» What the task asks:
Could you filter the records below and return each line that holds "image"?

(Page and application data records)
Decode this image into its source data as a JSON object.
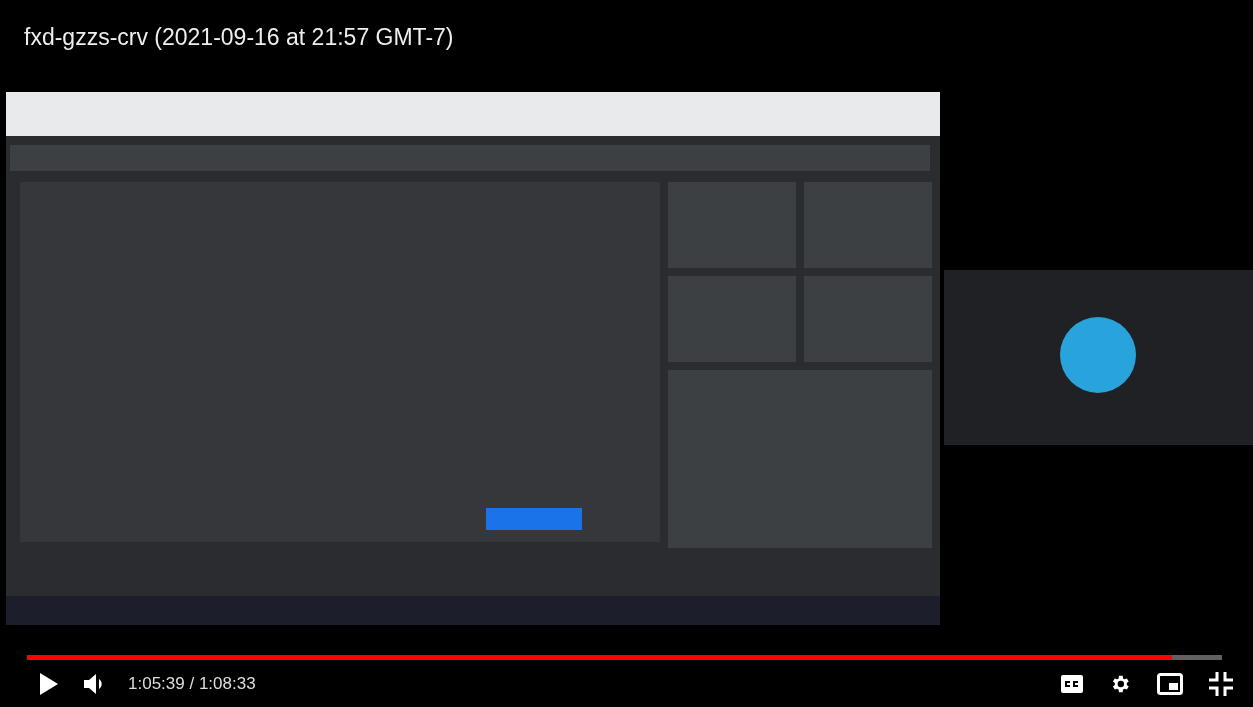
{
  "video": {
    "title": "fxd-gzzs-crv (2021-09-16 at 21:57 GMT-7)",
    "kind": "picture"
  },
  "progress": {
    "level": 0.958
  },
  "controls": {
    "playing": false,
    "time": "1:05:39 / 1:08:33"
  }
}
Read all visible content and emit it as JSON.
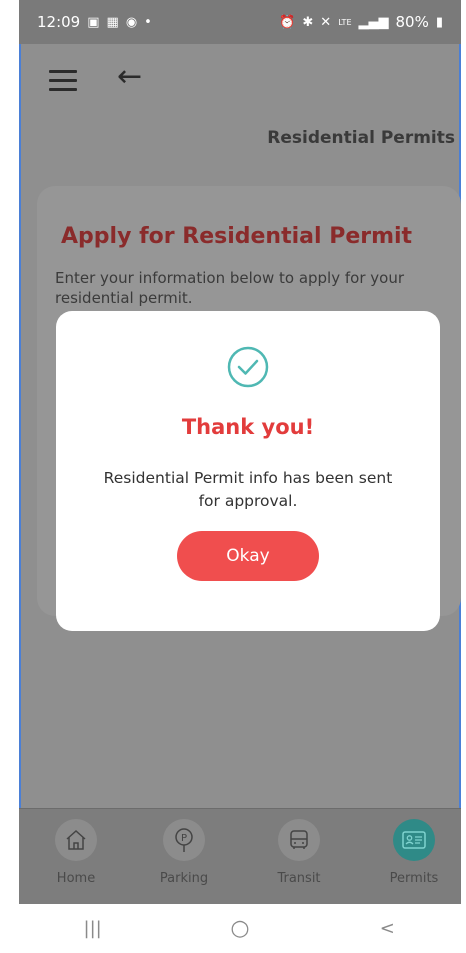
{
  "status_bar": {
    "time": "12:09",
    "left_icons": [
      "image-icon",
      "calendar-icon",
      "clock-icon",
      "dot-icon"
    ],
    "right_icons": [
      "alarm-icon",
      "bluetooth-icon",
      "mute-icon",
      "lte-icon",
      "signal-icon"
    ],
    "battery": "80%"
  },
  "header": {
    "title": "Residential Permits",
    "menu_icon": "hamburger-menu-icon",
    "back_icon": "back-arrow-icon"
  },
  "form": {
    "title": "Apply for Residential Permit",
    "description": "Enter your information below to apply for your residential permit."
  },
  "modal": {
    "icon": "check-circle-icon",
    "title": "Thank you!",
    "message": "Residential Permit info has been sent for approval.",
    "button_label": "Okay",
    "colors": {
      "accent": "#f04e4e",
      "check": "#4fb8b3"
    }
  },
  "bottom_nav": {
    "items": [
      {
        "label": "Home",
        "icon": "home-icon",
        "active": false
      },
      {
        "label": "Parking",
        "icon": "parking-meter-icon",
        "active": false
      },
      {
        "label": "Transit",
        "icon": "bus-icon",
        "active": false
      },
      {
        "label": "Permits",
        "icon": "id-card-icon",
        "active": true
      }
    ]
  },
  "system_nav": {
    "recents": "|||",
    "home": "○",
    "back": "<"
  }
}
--
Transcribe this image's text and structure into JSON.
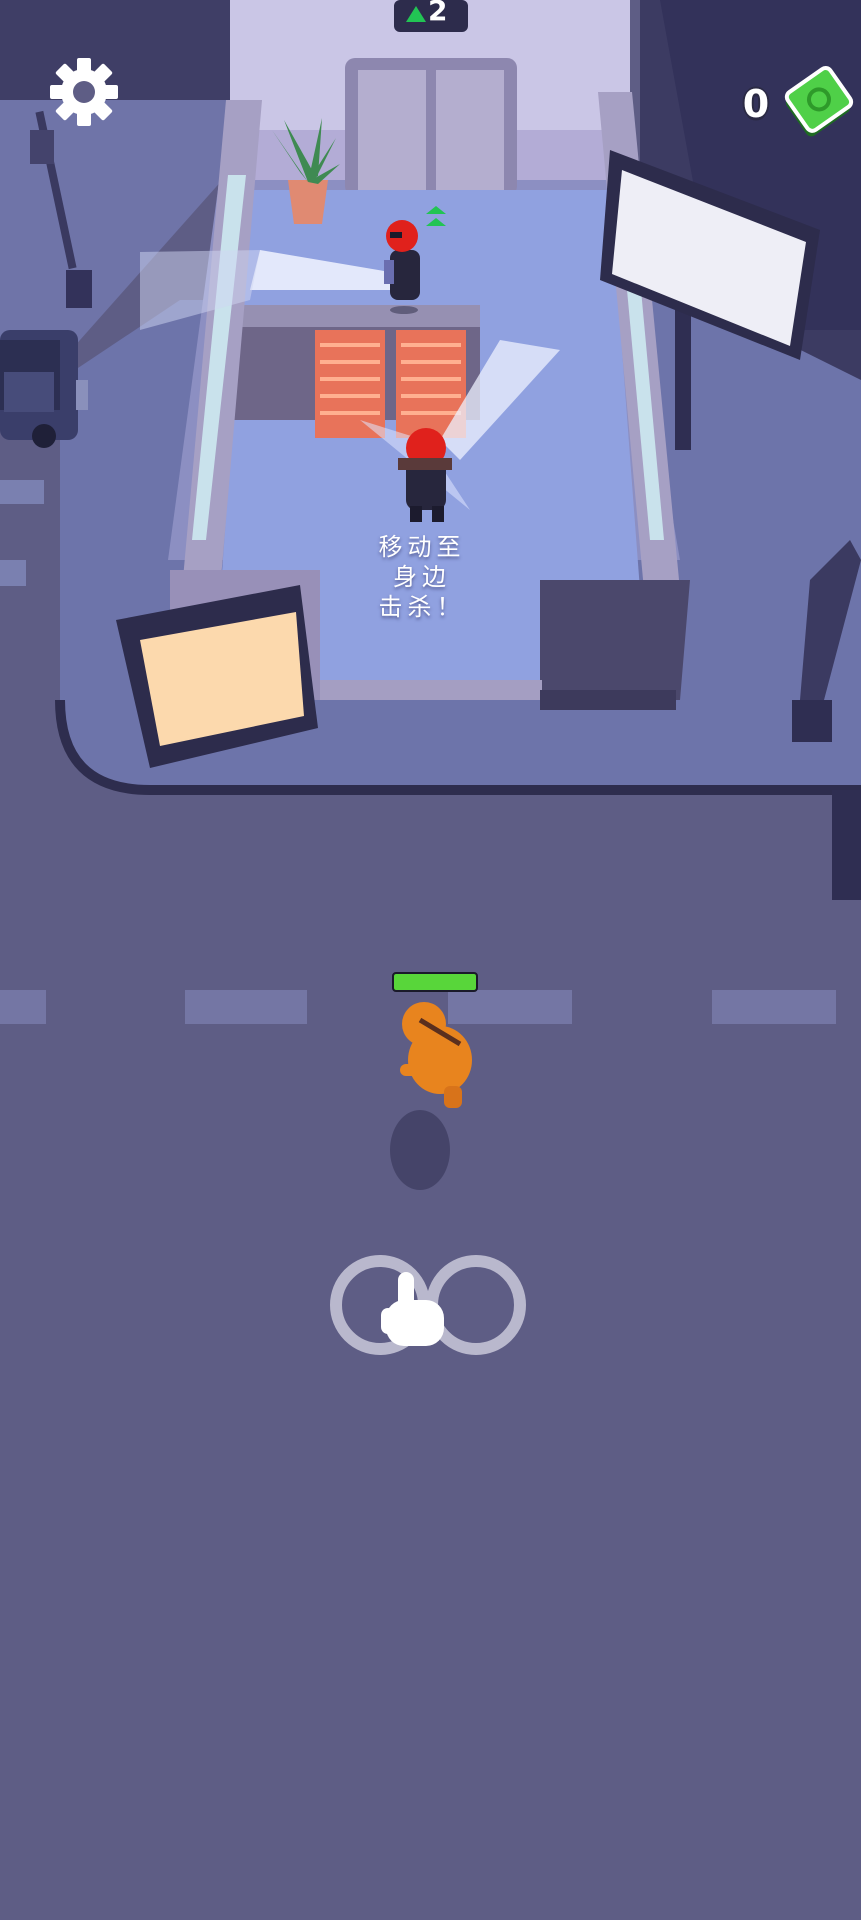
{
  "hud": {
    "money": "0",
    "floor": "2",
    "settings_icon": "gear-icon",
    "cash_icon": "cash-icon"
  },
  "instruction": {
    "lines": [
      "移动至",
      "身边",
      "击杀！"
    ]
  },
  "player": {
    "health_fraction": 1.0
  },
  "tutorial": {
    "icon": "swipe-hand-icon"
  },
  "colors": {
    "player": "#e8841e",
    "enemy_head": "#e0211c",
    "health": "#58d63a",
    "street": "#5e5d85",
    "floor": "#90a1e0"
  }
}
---
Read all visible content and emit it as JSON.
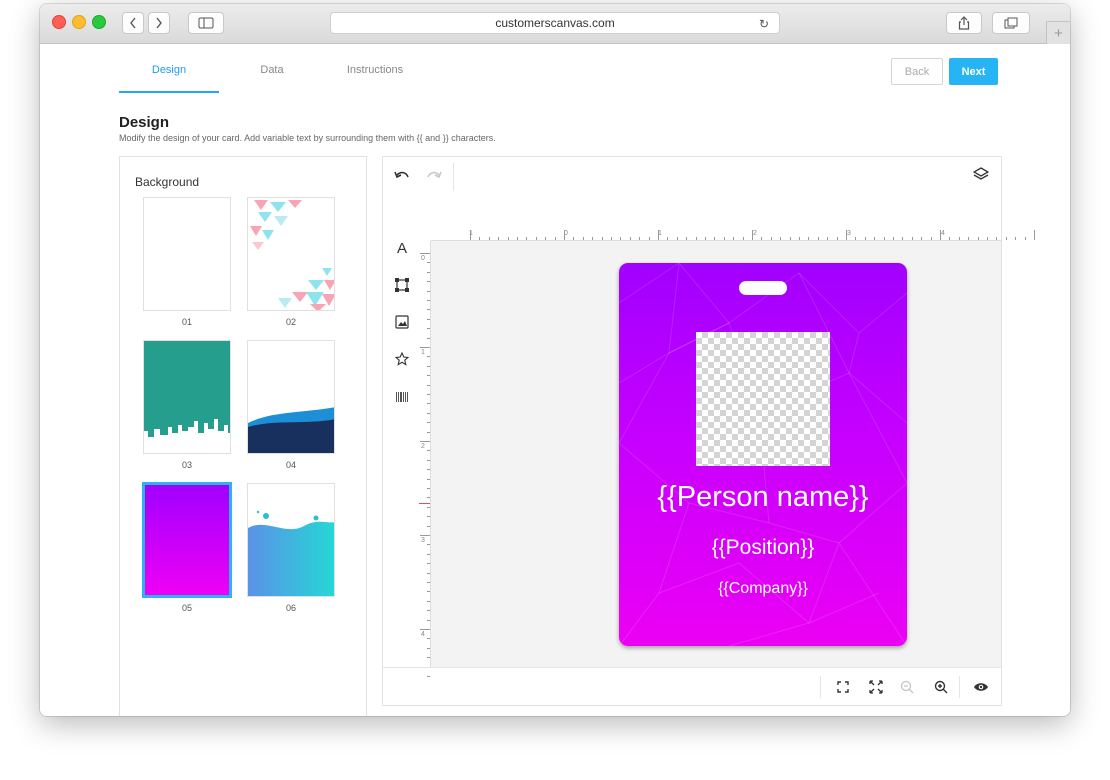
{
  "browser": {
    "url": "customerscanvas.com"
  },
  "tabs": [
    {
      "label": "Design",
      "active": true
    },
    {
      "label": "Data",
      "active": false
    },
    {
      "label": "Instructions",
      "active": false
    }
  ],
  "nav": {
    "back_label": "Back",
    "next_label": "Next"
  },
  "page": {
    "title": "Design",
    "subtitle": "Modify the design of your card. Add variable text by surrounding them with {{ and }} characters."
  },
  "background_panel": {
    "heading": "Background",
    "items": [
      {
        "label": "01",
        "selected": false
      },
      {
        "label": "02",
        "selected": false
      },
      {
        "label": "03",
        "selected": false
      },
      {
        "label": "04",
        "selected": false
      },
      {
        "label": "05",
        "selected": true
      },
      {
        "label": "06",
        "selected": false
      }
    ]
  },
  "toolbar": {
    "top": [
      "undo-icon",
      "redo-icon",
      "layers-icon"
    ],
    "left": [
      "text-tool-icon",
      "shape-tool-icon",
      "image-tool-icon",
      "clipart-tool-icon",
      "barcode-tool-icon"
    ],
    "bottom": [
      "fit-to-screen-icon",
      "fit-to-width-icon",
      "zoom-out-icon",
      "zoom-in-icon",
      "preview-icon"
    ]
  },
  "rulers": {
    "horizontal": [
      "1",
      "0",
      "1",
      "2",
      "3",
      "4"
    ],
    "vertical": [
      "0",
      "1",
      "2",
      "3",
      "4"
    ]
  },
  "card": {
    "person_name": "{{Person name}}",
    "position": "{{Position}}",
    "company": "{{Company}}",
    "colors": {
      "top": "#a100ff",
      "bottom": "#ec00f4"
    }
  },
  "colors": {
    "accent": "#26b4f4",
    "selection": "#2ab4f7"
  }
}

» Reply:
Decode this image into its source data as a JSON object.
      "image-icon",
Transcribe this image's text and structure into JSON.
      "image-tool-icon",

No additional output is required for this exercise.